From the very beginning I lost sight of my dream and was practically told I couldn’t do it.

Today, I don’t even care I failed at this business. To me, it felt very little like the dream I hoped to imagine.

It runs through my mind every day still. What went wrong.


Working in a different style bakery now it makes my brain break every day.

The pace and shared responsibilities. Everything runs smoothly and without anxiety. I recognize that I don’t shoulder the weight of ownership, but there is so much to learn in how these guys run their business.

I wanted DaisyMoon to feel like this. Like fun.

Sure we laughed a ton and had fun, but we also had to bust ass way more than I would have liked. I could have been a better leader. I could have had better defined roles. I could have shared the responsibilities more.

So much I wish I could have done, and not at all for my own personal gain. For my staff. For my patrons. For my town. I cared so deeply to add something great and in the end it consumed me.


After a year of opening a gluten free bakery in West Virginia (umm yea….), planning a wedding, and building a house I began to unravel.

In May I began to have fainting spells due to overstress.

The first time was kind… I was sitting on the bed and Jamie came over and caught me just in time and laid me down softly.

Other times were less graceful, for instance, passing out at 5:30am on the kitchen floor alone. My eyes scanning the endless to-do list as they roll to the back of my head.

Fainting became as regular as ………

I paused here a long time writing this. Became as regular as: bathing, eating, dog walks, sleeping, days off, days working…… nothing was regular in my life anymore.

Fainting became inevitable.


Finally the week off from bakery-life came! I had been looking forward to a small break fo so long and now that my wedding day was one week away I got my wish!

Even though I wasn’t serving customers I was busy finishing building our house, establishing flower beds with over 300 plants, hosting early arrivals, baking my 11-layer cake, and other wedding mayhem.

The wedding came and it was beautiful! It was a party that many will probably not remember.
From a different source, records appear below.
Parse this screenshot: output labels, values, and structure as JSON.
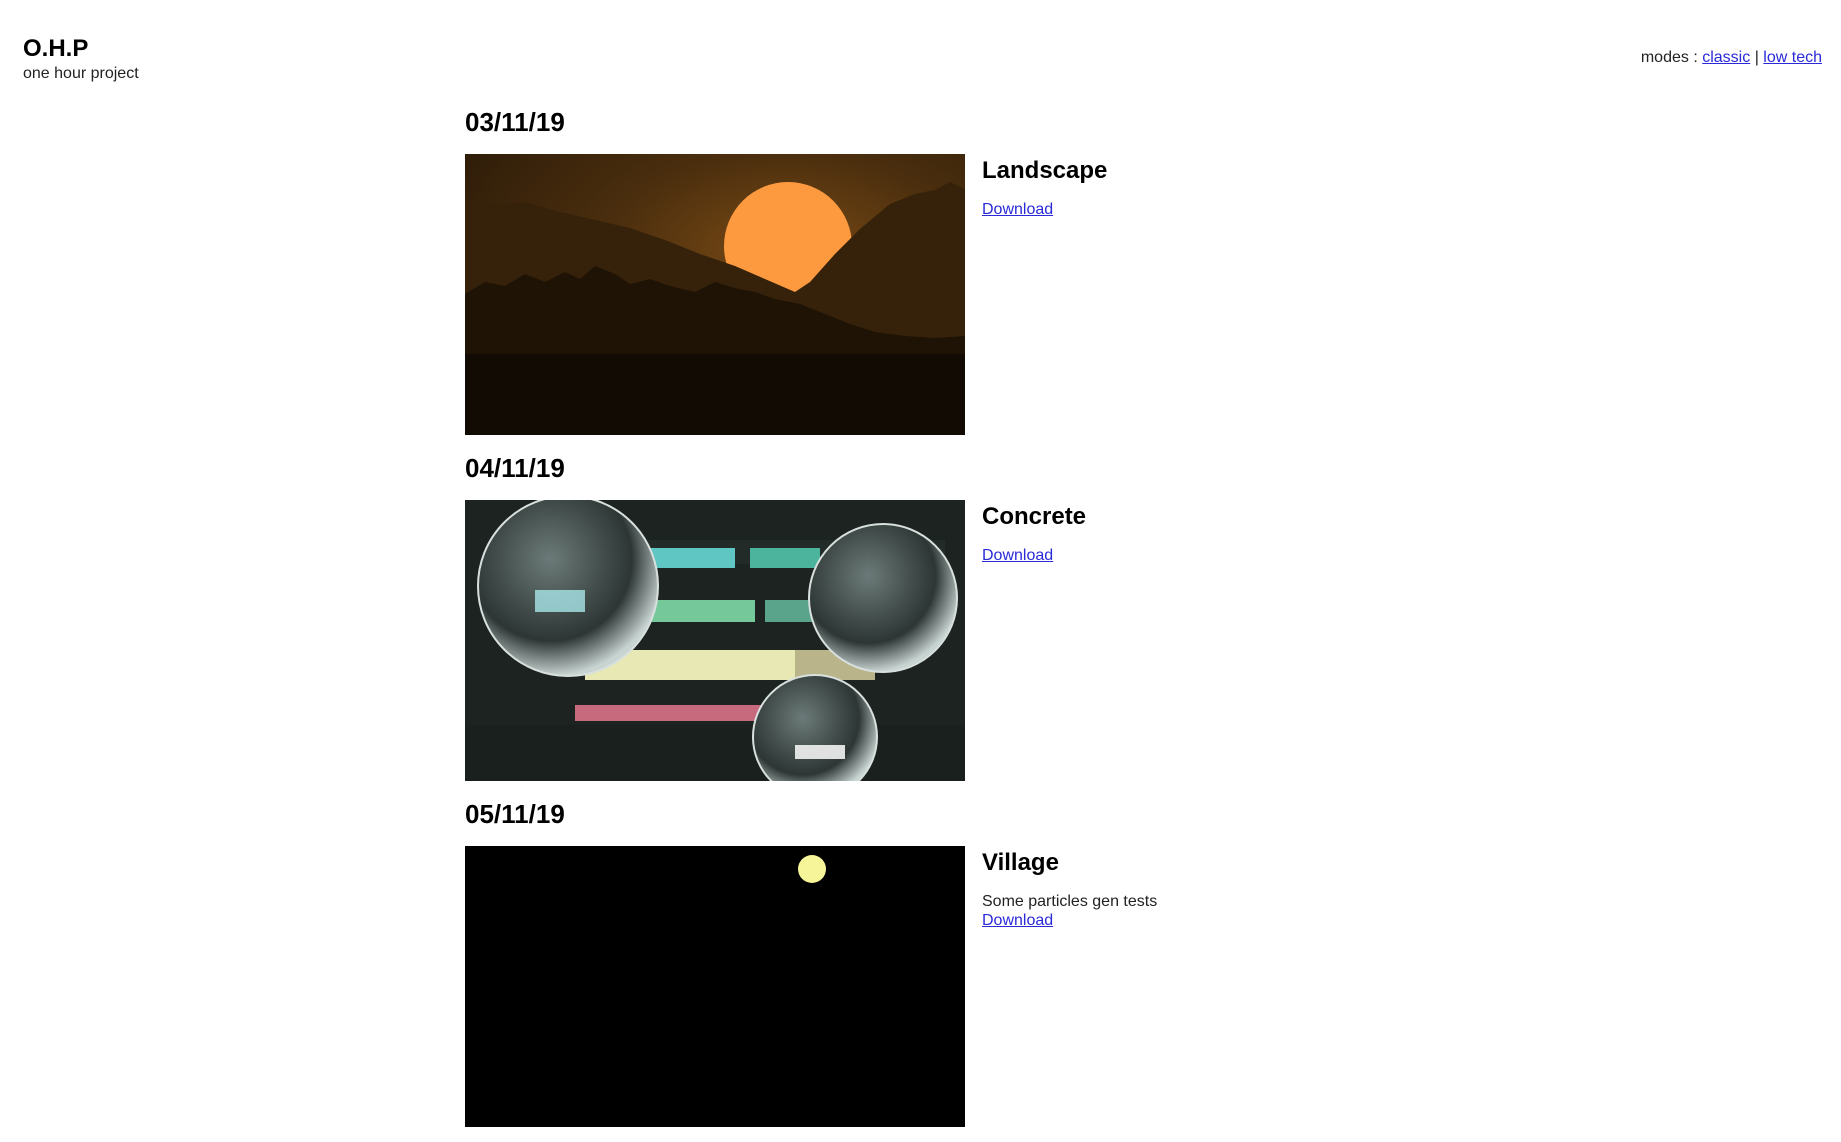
{
  "site": {
    "title": "O.H.P",
    "subtitle": "one hour project"
  },
  "modes": {
    "label": "modes :",
    "separator": "|",
    "options": [
      "classic",
      "low tech"
    ]
  },
  "entries": [
    {
      "date": "03/11/19",
      "title": "Landscape",
      "description": "",
      "download_label": "Download",
      "image": "landscape-sunset-render"
    },
    {
      "date": "04/11/19",
      "title": "Concrete",
      "description": "",
      "download_label": "Download",
      "image": "glass-spheres-concrete-render"
    },
    {
      "date": "05/11/19",
      "title": "Village",
      "description": "Some particles gen tests",
      "download_label": "Download",
      "image": "village-night-moon-render"
    }
  ],
  "colors": {
    "link": "#2a2ad8",
    "text": "#111111",
    "background": "#ffffff"
  }
}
Upon returning to the bakery I realized my delicate balance of finances finally got caught up with me.

The one week we closed was enough to throw me out of the black and it became a matter of deciding.
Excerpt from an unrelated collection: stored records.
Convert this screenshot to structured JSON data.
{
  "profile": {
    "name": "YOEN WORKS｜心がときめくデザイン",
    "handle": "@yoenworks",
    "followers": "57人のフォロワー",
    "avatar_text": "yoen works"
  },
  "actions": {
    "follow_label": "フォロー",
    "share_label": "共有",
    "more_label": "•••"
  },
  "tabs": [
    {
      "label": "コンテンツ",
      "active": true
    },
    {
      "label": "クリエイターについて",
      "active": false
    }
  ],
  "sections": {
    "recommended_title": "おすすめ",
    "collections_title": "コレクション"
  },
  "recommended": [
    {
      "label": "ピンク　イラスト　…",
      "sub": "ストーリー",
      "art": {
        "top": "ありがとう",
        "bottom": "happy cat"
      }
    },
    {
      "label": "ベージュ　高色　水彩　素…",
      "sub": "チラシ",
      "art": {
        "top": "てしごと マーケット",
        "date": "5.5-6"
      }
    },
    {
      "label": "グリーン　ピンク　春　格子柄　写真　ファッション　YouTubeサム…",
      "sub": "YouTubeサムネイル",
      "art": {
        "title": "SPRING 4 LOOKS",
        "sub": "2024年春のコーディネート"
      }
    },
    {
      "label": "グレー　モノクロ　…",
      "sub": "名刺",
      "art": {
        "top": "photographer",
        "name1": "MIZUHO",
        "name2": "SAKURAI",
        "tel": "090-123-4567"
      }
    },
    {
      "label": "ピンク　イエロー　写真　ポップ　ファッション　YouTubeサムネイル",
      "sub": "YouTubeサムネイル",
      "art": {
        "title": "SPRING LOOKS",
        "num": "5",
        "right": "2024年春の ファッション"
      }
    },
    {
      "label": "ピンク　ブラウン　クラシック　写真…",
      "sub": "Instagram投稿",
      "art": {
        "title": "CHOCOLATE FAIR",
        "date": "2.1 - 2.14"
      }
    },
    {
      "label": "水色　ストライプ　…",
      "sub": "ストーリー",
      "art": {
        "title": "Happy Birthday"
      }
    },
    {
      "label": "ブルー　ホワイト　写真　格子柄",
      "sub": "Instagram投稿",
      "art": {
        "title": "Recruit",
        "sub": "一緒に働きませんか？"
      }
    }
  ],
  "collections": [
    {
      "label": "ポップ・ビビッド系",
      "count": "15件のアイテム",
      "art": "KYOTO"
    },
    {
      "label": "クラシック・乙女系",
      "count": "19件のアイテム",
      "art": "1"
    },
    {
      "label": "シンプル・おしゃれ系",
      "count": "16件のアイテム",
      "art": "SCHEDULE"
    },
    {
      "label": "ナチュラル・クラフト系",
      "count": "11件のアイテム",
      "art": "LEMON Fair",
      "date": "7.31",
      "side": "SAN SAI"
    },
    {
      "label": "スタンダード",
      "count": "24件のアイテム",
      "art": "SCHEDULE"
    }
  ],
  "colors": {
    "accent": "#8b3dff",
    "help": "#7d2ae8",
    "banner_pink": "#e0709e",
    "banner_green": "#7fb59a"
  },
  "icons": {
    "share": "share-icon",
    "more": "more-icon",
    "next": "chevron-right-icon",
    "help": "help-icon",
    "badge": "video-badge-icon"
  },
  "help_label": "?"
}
I was the one with the weight of the choice.

I was exhausted, everything I had done up to this point seemed to have no gain. I was depleted.

Do I acquire more money to invest in this business that I have no idea what it is anymore, or do I just turn off the lights?


I am more than content with the choice I made.

I learned many things about myself, and about business ownership through DaisyMoon.

I am happy to say I haven’t fainted since June.

I am on the recovery of reobtaining my life.


DaisyMoon will forever have a toasty place in my heart, but right now it feels like recovering from a breakup.

I can’t even bake gluten free without wanting to cry and clutch at my chest. I am just now starting to have regular shits and not anxiety stricken bouts of diarrhea. I have gained ten pound back from the hell of overwork and lack of meals. I am exercising and doing healthy things for my body again.

It was a priceless experience and I am forever grateful to everyone who helped me through it.


The biggest takeaway is to have had more help along the way. It seemed like I could do it alone. I did 90% of it alone, but I could have had more help. Asking for help isn’t a weakness… it build strength and even more community and stability.

I can still be a strong woman, even with a team alongside me.